The holiday film A Christmas Story, first released in 1983, has become a bona fide Christmas perennial, gaining in stature and fame with each succeeding year. Its affectionate, wacky, and wryly realistic portrayal of an American family’s typical Christmas joys and travails in small-town Depression-era Indiana has entered our imagination and our hearts with a force equal to It’s a Wonderful Life and Miracle on 34th Street.
This edition of A Christmas Story gathers together in one hilarious volume the gems of autobiographical humor that Jean Shepherd drew upon to create this enduring film. Here is young Ralphie Parker’s shocking discovery that his decoder ring is really a device to promote Ovaltine; his mother and father’s pitched battle over the fate of a lascivious leg lamp; the unleashed and unnerving savagery of Ralphie’s duel in the show with the odious bullies Scut Farkas and Grover Dill; and, most crucially, Ralphie’s unstoppable campaign to get Santa—or anyone else—to give him a Red Ryder carbine action 200-shot range model air rifle. Who cares that the whole adult world is telling him, “You’ll shoot your eye out, kid”?
The pieces that comprise A Christmas Story, previously published in the larger collections In God We Trust, All Others Pay Cash and Wanda Hickey’s Night of Golden Memories, coalesce in a magical fashion to become an irresistible piece of Americana, quite the equal of the film in its ability to warm the heart and tickle the funny bone.
by Richard Scrimger
The story of one boy’s experience with the (not so) sweet hereafter.
Fresh from having stolen a piece of fruit and taunting the grocer, Jim, a fourteen-year-old wannabe gangster, bully, and car thief, is run over by a car.

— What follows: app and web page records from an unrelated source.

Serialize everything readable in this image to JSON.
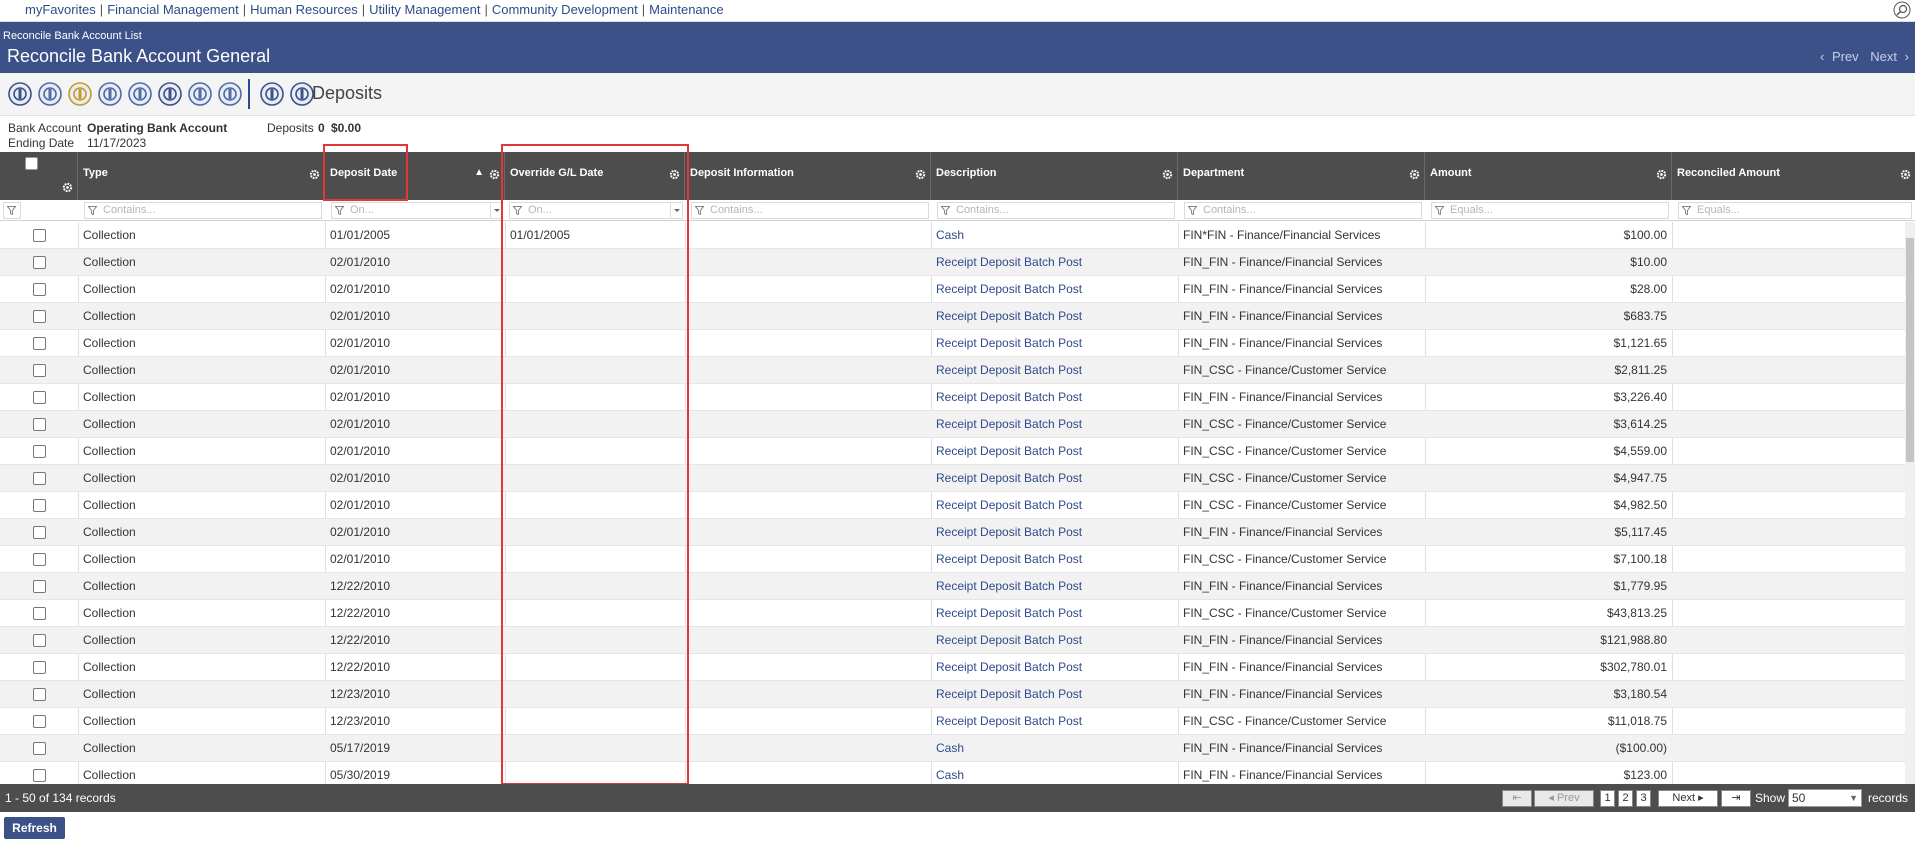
{
  "topnav": [
    "myFavorites",
    "Financial Management",
    "Human Resources",
    "Utility Management",
    "Community Development",
    "Maintenance"
  ],
  "header": {
    "breadcrumb": "Reconcile Bank Account List",
    "title": "Reconcile Bank Account General",
    "prev": "Prev",
    "next": "Next"
  },
  "toolbar": {
    "section": "Deposits",
    "icons": [
      "info-icon",
      "ledger-icon",
      "person-icon",
      "coins-icon",
      "bills-icon",
      "coin-stack-icon",
      "hand-coins-icon",
      "pen-ledger-icon",
      "copy-icon",
      "edit-icon"
    ]
  },
  "info": {
    "bank_account_label": "Bank Account",
    "bank_account_value": "Operating Bank Account",
    "ending_date_label": "Ending Date",
    "ending_date_value": "11/17/2023",
    "deposits_label": "Deposits",
    "deposits_count": "0",
    "deposits_amount": "$0.00"
  },
  "columns": [
    "Type",
    "Deposit Date",
    "Override G/L Date",
    "Deposit Information",
    "Description",
    "Department",
    "Amount",
    "Reconciled Amount"
  ],
  "filters": {
    "type": "Contains...",
    "deposit_date": "On...",
    "override": "On...",
    "info": "Contains...",
    "description": "Contains...",
    "department": "Contains...",
    "amount": "Equals...",
    "reconciled": "Equals..."
  },
  "rows": [
    {
      "type": "Collection",
      "date": "01/01/2005",
      "override": "01/01/2005",
      "desc": "Cash",
      "dept": "FIN*FIN - Finance/Financial Services",
      "amount": "$100.00"
    },
    {
      "type": "Collection",
      "date": "02/01/2010",
      "override": "",
      "desc": "Receipt Deposit Batch Post",
      "dept": "FIN_FIN - Finance/Financial Services",
      "amount": "$10.00"
    },
    {
      "type": "Collection",
      "date": "02/01/2010",
      "override": "",
      "desc": "Receipt Deposit Batch Post",
      "dept": "FIN_FIN - Finance/Financial Services",
      "amount": "$28.00"
    },
    {
      "type": "Collection",
      "date": "02/01/2010",
      "override": "",
      "desc": "Receipt Deposit Batch Post",
      "dept": "FIN_FIN - Finance/Financial Services",
      "amount": "$683.75"
    },
    {
      "type": "Collection",
      "date": "02/01/2010",
      "override": "",
      "desc": "Receipt Deposit Batch Post",
      "dept": "FIN_FIN - Finance/Financial Services",
      "amount": "$1,121.65"
    },
    {
      "type": "Collection",
      "date": "02/01/2010",
      "override": "",
      "desc": "Receipt Deposit Batch Post",
      "dept": "FIN_CSC - Finance/Customer Service",
      "amount": "$2,811.25"
    },
    {
      "type": "Collection",
      "date": "02/01/2010",
      "override": "",
      "desc": "Receipt Deposit Batch Post",
      "dept": "FIN_FIN - Finance/Financial Services",
      "amount": "$3,226.40"
    },
    {
      "type": "Collection",
      "date": "02/01/2010",
      "override": "",
      "desc": "Receipt Deposit Batch Post",
      "dept": "FIN_CSC - Finance/Customer Service",
      "amount": "$3,614.25"
    },
    {
      "type": "Collection",
      "date": "02/01/2010",
      "override": "",
      "desc": "Receipt Deposit Batch Post",
      "dept": "FIN_CSC - Finance/Customer Service",
      "amount": "$4,559.00"
    },
    {
      "type": "Collection",
      "date": "02/01/2010",
      "override": "",
      "desc": "Receipt Deposit Batch Post",
      "dept": "FIN_CSC - Finance/Customer Service",
      "amount": "$4,947.75"
    },
    {
      "type": "Collection",
      "date": "02/01/2010",
      "override": "",
      "desc": "Receipt Deposit Batch Post",
      "dept": "FIN_CSC - Finance/Customer Service",
      "amount": "$4,982.50"
    },
    {
      "type": "Collection",
      "date": "02/01/2010",
      "override": "",
      "desc": "Receipt Deposit Batch Post",
      "dept": "FIN_FIN - Finance/Financial Services",
      "amount": "$5,117.45"
    },
    {
      "type": "Collection",
      "date": "02/01/2010",
      "override": "",
      "desc": "Receipt Deposit Batch Post",
      "dept": "FIN_CSC - Finance/Customer Service",
      "amount": "$7,100.18"
    },
    {
      "type": "Collection",
      "date": "12/22/2010",
      "override": "",
      "desc": "Receipt Deposit Batch Post",
      "dept": "FIN_FIN - Finance/Financial Services",
      "amount": "$1,779.95"
    },
    {
      "type": "Collection",
      "date": "12/22/2010",
      "override": "",
      "desc": "Receipt Deposit Batch Post",
      "dept": "FIN_CSC - Finance/Customer Service",
      "amount": "$43,813.25"
    },
    {
      "type": "Collection",
      "date": "12/22/2010",
      "override": "",
      "desc": "Receipt Deposit Batch Post",
      "dept": "FIN_FIN - Finance/Financial Services",
      "amount": "$121,988.80"
    },
    {
      "type": "Collection",
      "date": "12/22/2010",
      "override": "",
      "desc": "Receipt Deposit Batch Post",
      "dept": "FIN_FIN - Finance/Financial Services",
      "amount": "$302,780.01"
    },
    {
      "type": "Collection",
      "date": "12/23/2010",
      "override": "",
      "desc": "Receipt Deposit Batch Post",
      "dept": "FIN_FIN - Finance/Financial Services",
      "amount": "$3,180.54"
    },
    {
      "type": "Collection",
      "date": "12/23/2010",
      "override": "",
      "desc": "Receipt Deposit Batch Post",
      "dept": "FIN_CSC - Finance/Customer Service",
      "amount": "$11,018.75"
    },
    {
      "type": "Collection",
      "date": "05/17/2019",
      "override": "",
      "desc": "Cash",
      "dept": "FIN_FIN - Finance/Financial Services",
      "amount": "($100.00)"
    },
    {
      "type": "Collection",
      "date": "05/30/2019",
      "override": "",
      "desc": "Cash",
      "dept": "FIN_FIN - Finance/Financial Services",
      "amount": "$123.00"
    }
  ],
  "footer": {
    "record_count": "1 - 50 of 134 records",
    "prev": "Prev",
    "pages": [
      "1",
      "2",
      "3"
    ],
    "next": "Next",
    "show_label": "Show",
    "show_value": "50",
    "records_label": "records"
  },
  "refresh_label": "Refresh",
  "colors": {
    "brand_blue": "#3d5189",
    "grid_header": "#4d4d4d",
    "link": "#2f4a8a",
    "highlight": "#e0383a"
  }
}
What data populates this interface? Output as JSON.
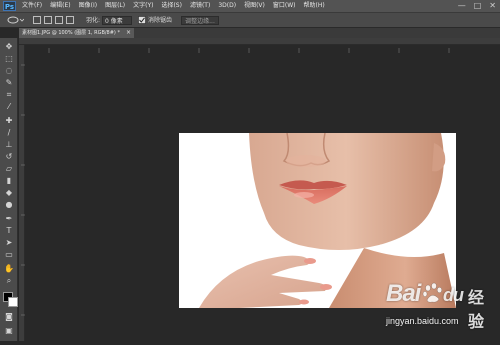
{
  "app": {
    "logo": "Ps"
  },
  "menu": {
    "items": [
      "文件(F)",
      "编辑(E)",
      "图像(I)",
      "图层(L)",
      "文字(Y)",
      "选择(S)",
      "滤镜(T)",
      "3D(D)",
      "视图(V)",
      "窗口(W)",
      "帮助(H)"
    ]
  },
  "window_controls": {
    "minimize": "—",
    "maximize": "□",
    "close": "✕"
  },
  "options_bar": {
    "feather_label": "羽化:",
    "feather_value": "0 像素",
    "antialias_label": "消除锯齿",
    "antialias_checked": true,
    "refine_edge_button": "调整边缘..."
  },
  "document_tab": {
    "title": "素材图1.JPG @ 100% (图层 1, RGB/8#) *",
    "close": "×"
  },
  "watermark": {
    "brand": "Bai",
    "brand_paw": "du",
    "jingyan": "经验",
    "url": "jingyan.baidu.com"
  },
  "colors": {
    "menubar_bg": "#535353",
    "workspace_bg": "#282828",
    "ps_blue": "#58b7ff"
  },
  "tools": [
    "move-tool",
    "marquee-tool",
    "lasso-tool",
    "quick-select-tool",
    "crop-tool",
    "eyedropper-tool",
    "healing-brush-tool",
    "brush-tool",
    "clone-stamp-tool",
    "history-brush-tool",
    "eraser-tool",
    "gradient-tool",
    "blur-tool",
    "dodge-tool",
    "pen-tool",
    "type-tool",
    "path-select-tool",
    "shape-tool",
    "hand-tool",
    "zoom-tool"
  ]
}
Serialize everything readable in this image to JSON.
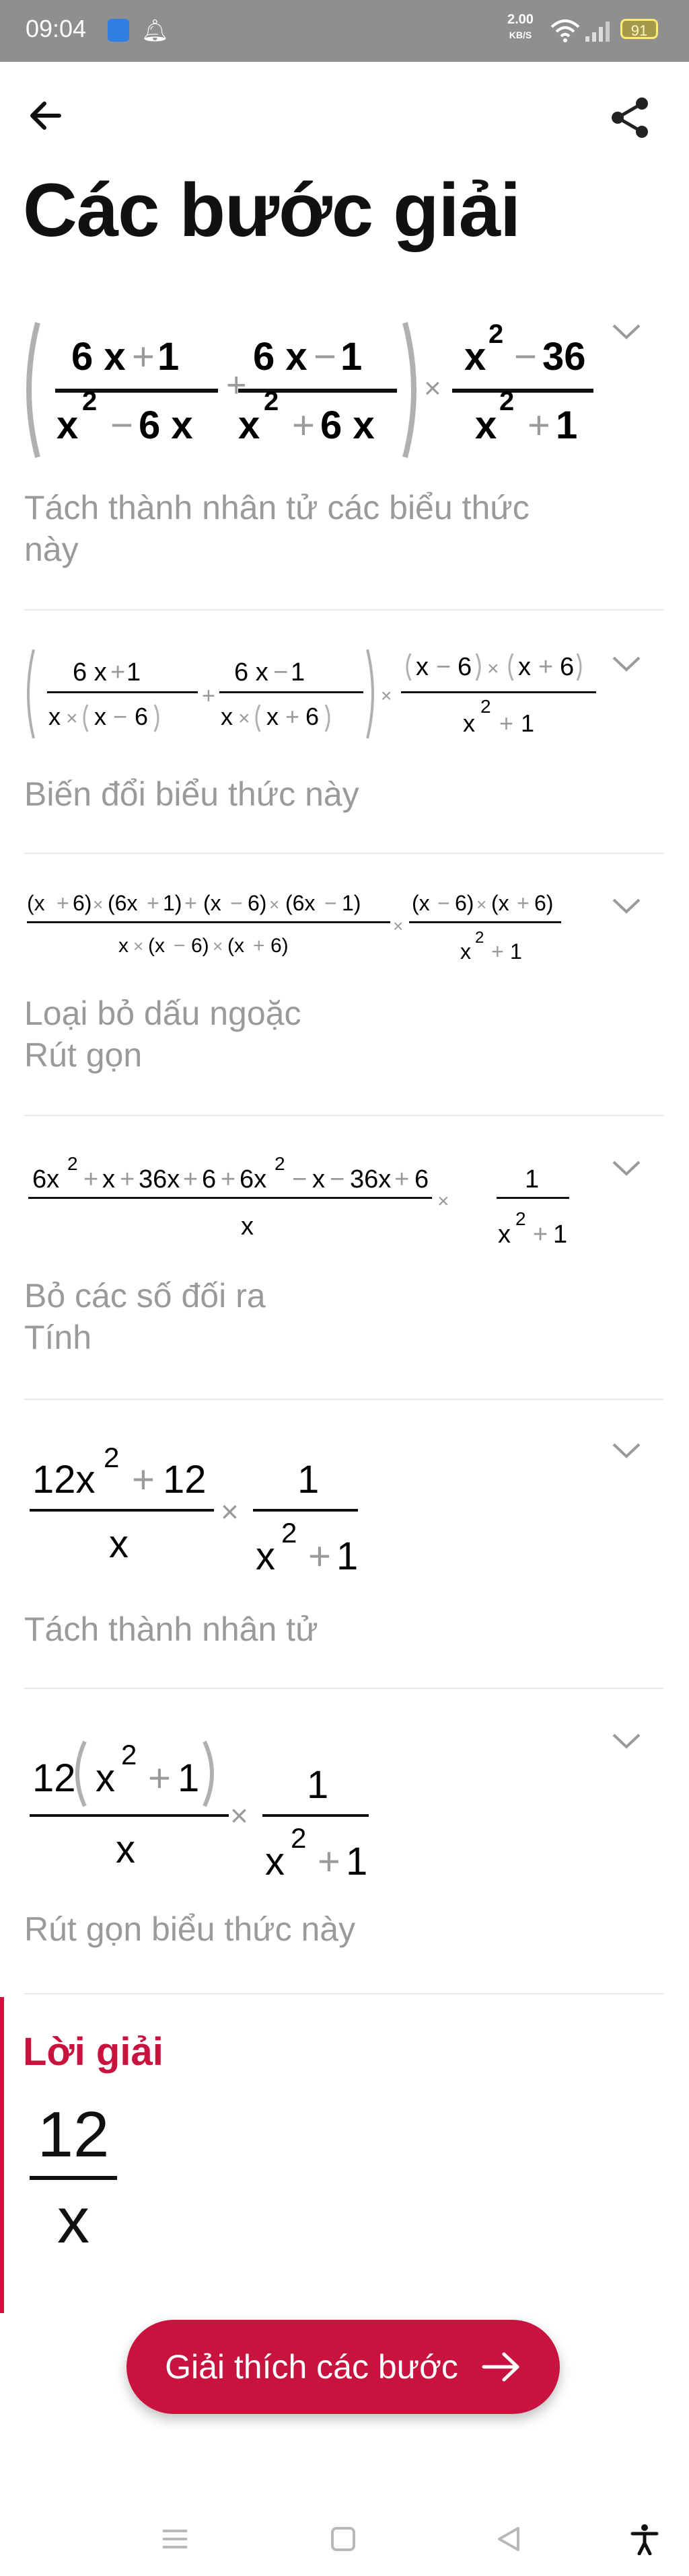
{
  "status_bar": {
    "time": "09:04",
    "speed_value": "2.00",
    "speed_unit": "KB/S",
    "battery": "91"
  },
  "header": {
    "title": "Các bước giải"
  },
  "steps": [
    {
      "caption_lines": [
        "Tách thành nhân tử các biểu thức",
        "này"
      ]
    },
    {
      "caption_lines": [
        "Biến đổi biểu thức này"
      ]
    },
    {
      "caption_lines": [
        "Loại bỏ dấu ngoặc",
        "Rút gọn"
      ]
    },
    {
      "caption_lines": [
        "Bỏ các số đối ra",
        "Tính"
      ]
    },
    {
      "caption_lines": [
        "Tách thành nhân tử"
      ]
    },
    {
      "caption_lines": [
        "Rút gọn biểu thức này"
      ]
    }
  ],
  "result": {
    "title": "Lời giải",
    "numerator": "12",
    "denominator": "x"
  },
  "explain_button": {
    "label": "Giải thích các bước"
  },
  "colors": {
    "accent": "#c8133f",
    "caption": "#9a9a9a",
    "status_bar": "#8f8f8f"
  }
}
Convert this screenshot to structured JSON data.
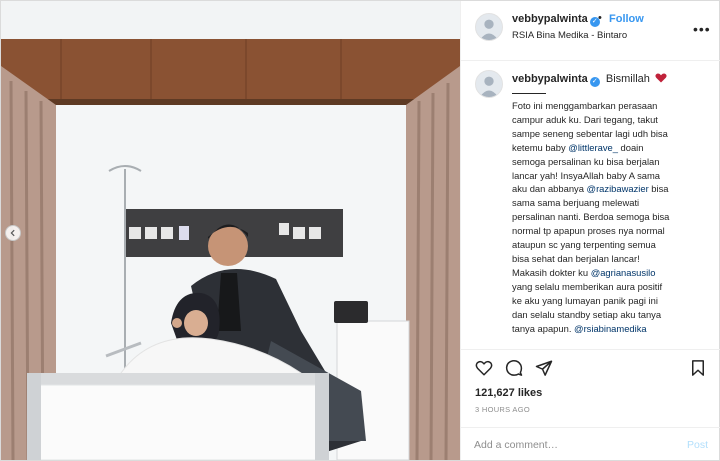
{
  "post": {
    "username": "vebbypalwinta",
    "verified": true,
    "follow_label": "Follow",
    "separator": "•",
    "location": "RSIA Bina Medika - Bintaro",
    "more_label": "•••"
  },
  "caption": {
    "username": "vebbypalwinta",
    "first_word": "Bismillah",
    "lines": [
      [
        {
          "t": "Foto ini menggambarkan perasaan"
        }
      ],
      [
        {
          "t": "campur aduk ku. Dari tegang, takut"
        }
      ],
      [
        {
          "t": "sampe seneng sebentar lagi udh bisa"
        }
      ],
      [
        {
          "t": "ketemu baby "
        },
        {
          "t": "@littlerave_",
          "m": true
        },
        {
          "t": " doain"
        }
      ],
      [
        {
          "t": "semoga persalinan ku bisa berjalan"
        }
      ],
      [
        {
          "t": "lancar yah! InsyaAllah baby A sama"
        }
      ],
      [
        {
          "t": "aku dan abbanya "
        },
        {
          "t": "@razibawazier",
          "m": true
        },
        {
          "t": " bisa"
        }
      ],
      [
        {
          "t": "sama sama berjuang melewati"
        }
      ],
      [
        {
          "t": "persalinan nanti. Berdoa semoga bisa"
        }
      ],
      [
        {
          "t": "normal tp apapun proses nya normal"
        }
      ],
      [
        {
          "t": "ataupun sc yang terpenting semua"
        }
      ],
      [
        {
          "t": "bisa sehat dan berjalan lancar!"
        }
      ],
      [
        {
          "t": "Makasih dokter ku "
        },
        {
          "t": "@agrianasusilo",
          "m": true
        }
      ],
      [
        {
          "t": "yang selalu memberikan aura positif"
        }
      ],
      [
        {
          "t": "ke aku yang lumayan panik pagi ini"
        }
      ],
      [
        {
          "t": "dan selalu standby setiap aku tanya"
        }
      ],
      [
        {
          "t": "tanya apapun. "
        },
        {
          "t": "@rsiabinamedika",
          "m": true
        }
      ]
    ]
  },
  "stats": {
    "likes": "121,627 likes",
    "time_ago": "3 HOURS AGO"
  },
  "comment": {
    "placeholder": "Add a comment…",
    "post_label": "Post"
  },
  "colors": {
    "accent": "#3897f0",
    "mention": "#003569",
    "heart": "#c0223a"
  },
  "icons": [
    "heart-icon",
    "comment-icon",
    "share-icon",
    "bookmark-icon",
    "chevron-left-icon",
    "verified-badge-icon",
    "more-options-icon"
  ]
}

What follows is a hilarious, bleak, and ultimately hopeful visit to the afterworld, courtesy of Richard Scrimger, one of the country’s finest writers.
This is an afterlife peopled with unforgettable characters that might be drawn from video games: angry Slayers, tearful Mourners, and scary Grave Walkers. Jim meets them all and is given the chance to return to earth with the extraordinary gift of knowing what happens when we die. Now he must deal with living demons, including a neighborhood torturer and a truly creepy older sister. With imagery from the mean streets as well as the arcade, Me & Death is thought-provoking, exciting, sad, and funny — sometimes all at the same time.
What was in your "mailbox" this week?
In My Mailbox was started by Kristi of The Story Siren.